◆ Task objective
In the records below, find each line holding the word "entries" and copy it.

Excerpts from a dataset:
╭──

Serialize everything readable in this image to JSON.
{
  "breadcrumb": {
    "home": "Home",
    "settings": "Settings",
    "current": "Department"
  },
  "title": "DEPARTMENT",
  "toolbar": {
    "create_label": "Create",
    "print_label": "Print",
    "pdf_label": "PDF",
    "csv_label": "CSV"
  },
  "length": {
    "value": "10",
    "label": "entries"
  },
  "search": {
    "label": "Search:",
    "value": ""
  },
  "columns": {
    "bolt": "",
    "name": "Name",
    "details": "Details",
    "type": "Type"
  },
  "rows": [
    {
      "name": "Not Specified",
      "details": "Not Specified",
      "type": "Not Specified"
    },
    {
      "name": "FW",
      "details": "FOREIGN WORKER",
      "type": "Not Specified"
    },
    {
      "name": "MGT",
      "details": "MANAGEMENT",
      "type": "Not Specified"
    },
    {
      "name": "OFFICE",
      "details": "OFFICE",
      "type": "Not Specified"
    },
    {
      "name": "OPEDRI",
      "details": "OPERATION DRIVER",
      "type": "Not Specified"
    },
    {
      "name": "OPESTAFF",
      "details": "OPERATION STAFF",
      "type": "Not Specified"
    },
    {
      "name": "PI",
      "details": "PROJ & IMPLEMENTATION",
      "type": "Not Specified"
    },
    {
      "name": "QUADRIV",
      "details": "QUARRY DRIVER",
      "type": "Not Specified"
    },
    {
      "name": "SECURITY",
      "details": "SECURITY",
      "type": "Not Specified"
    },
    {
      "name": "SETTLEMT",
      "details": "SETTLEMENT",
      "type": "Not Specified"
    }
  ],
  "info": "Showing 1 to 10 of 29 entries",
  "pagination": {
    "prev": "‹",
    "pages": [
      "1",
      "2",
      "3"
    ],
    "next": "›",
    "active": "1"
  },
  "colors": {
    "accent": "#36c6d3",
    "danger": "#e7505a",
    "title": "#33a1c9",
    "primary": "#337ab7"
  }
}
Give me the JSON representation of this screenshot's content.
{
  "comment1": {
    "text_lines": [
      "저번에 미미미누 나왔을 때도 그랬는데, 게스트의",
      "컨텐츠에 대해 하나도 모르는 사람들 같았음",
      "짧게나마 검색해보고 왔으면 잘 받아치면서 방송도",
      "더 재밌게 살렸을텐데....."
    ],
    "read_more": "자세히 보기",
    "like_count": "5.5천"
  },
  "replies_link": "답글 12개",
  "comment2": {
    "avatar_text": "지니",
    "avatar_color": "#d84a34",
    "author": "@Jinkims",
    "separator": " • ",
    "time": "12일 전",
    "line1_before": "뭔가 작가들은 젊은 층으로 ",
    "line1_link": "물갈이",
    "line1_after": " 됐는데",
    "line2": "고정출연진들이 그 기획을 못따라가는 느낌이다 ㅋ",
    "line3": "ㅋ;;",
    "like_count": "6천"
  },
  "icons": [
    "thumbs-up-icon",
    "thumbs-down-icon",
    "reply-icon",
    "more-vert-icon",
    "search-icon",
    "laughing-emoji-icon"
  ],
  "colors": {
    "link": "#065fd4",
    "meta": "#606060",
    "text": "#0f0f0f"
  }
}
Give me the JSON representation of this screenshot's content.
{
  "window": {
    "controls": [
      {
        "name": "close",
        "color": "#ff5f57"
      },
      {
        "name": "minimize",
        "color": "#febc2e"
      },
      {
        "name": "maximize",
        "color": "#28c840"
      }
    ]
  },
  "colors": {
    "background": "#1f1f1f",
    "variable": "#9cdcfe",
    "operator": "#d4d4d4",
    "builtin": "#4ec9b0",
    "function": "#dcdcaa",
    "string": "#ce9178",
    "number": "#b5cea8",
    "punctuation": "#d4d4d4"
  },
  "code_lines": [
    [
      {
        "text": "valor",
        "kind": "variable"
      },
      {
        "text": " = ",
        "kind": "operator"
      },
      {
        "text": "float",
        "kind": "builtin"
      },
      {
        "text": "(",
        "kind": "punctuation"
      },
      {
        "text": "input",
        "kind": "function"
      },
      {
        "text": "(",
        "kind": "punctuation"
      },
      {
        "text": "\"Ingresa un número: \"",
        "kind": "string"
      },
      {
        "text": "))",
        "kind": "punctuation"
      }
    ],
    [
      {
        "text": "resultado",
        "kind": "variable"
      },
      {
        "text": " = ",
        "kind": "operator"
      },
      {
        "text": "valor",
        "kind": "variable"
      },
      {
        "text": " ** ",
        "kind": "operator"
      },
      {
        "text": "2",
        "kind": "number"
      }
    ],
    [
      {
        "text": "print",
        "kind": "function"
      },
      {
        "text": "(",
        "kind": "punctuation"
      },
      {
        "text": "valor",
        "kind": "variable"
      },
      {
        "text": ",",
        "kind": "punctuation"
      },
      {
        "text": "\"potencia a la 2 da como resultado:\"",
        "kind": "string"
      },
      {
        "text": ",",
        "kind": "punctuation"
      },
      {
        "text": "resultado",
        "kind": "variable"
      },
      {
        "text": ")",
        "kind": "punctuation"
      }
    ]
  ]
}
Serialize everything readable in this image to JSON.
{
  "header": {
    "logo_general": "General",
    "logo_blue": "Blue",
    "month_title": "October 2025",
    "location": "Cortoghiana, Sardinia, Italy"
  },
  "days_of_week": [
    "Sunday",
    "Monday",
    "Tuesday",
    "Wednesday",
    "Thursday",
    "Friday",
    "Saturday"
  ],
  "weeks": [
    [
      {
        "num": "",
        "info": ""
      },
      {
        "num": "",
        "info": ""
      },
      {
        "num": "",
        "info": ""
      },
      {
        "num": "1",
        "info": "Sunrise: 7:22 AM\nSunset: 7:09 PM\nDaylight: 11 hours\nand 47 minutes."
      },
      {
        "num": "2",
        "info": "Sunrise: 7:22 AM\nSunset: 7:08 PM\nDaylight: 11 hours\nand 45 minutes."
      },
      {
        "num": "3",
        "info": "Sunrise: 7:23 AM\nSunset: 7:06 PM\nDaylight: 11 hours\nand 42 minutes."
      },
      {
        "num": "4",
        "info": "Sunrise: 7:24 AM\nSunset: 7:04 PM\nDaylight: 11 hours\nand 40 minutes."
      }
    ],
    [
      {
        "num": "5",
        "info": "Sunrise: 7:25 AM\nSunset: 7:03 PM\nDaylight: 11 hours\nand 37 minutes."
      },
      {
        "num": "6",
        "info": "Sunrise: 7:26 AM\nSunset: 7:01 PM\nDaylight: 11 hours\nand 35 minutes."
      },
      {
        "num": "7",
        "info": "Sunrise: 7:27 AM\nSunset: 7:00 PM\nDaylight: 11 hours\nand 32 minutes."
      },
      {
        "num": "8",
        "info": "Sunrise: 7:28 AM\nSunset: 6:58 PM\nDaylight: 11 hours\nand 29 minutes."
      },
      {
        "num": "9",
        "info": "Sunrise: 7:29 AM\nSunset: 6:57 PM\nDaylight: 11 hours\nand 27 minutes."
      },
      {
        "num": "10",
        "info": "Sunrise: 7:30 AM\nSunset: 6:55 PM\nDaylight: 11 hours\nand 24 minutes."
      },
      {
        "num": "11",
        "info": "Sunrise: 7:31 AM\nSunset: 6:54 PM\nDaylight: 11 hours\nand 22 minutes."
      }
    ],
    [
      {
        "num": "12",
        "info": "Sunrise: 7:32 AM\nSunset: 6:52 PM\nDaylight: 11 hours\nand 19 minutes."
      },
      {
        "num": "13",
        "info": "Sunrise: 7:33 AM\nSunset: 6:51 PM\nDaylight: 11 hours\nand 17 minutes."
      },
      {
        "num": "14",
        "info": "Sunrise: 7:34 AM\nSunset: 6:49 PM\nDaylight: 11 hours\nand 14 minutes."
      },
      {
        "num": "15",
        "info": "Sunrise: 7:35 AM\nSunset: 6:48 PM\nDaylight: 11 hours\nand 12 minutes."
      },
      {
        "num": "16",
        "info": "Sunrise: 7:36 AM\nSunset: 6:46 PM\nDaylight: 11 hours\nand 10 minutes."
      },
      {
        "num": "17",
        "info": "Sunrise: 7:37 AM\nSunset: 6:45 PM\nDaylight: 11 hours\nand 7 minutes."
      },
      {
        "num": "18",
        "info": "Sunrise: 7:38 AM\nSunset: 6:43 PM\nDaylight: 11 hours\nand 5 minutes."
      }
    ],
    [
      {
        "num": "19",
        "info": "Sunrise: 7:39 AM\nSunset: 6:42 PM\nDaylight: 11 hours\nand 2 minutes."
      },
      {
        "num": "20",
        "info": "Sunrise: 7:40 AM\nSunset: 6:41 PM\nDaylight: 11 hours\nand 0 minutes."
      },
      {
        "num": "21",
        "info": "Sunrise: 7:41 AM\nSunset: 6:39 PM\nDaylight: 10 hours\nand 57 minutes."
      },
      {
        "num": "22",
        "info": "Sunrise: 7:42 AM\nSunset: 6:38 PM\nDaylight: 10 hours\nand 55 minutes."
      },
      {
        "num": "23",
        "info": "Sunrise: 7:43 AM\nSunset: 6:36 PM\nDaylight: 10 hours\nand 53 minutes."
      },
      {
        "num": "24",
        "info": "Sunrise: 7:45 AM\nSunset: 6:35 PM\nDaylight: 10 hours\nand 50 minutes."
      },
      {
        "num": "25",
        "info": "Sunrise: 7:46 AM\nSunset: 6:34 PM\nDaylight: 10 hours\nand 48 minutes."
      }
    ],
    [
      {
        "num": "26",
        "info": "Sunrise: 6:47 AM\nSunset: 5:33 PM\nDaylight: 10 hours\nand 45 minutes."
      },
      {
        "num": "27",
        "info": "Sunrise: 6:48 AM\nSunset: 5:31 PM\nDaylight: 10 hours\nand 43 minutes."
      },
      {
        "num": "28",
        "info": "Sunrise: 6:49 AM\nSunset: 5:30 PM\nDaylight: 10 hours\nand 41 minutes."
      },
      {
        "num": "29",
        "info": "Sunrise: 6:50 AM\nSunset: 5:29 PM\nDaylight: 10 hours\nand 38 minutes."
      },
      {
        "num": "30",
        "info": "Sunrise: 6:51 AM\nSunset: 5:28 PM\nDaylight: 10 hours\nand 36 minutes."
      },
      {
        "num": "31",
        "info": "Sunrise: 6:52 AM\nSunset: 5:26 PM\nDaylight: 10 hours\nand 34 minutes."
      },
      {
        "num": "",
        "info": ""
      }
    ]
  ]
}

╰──

◆ Response to this task
    "label": "entries"
  "info": "Showing 1 to 10 of 29 entries",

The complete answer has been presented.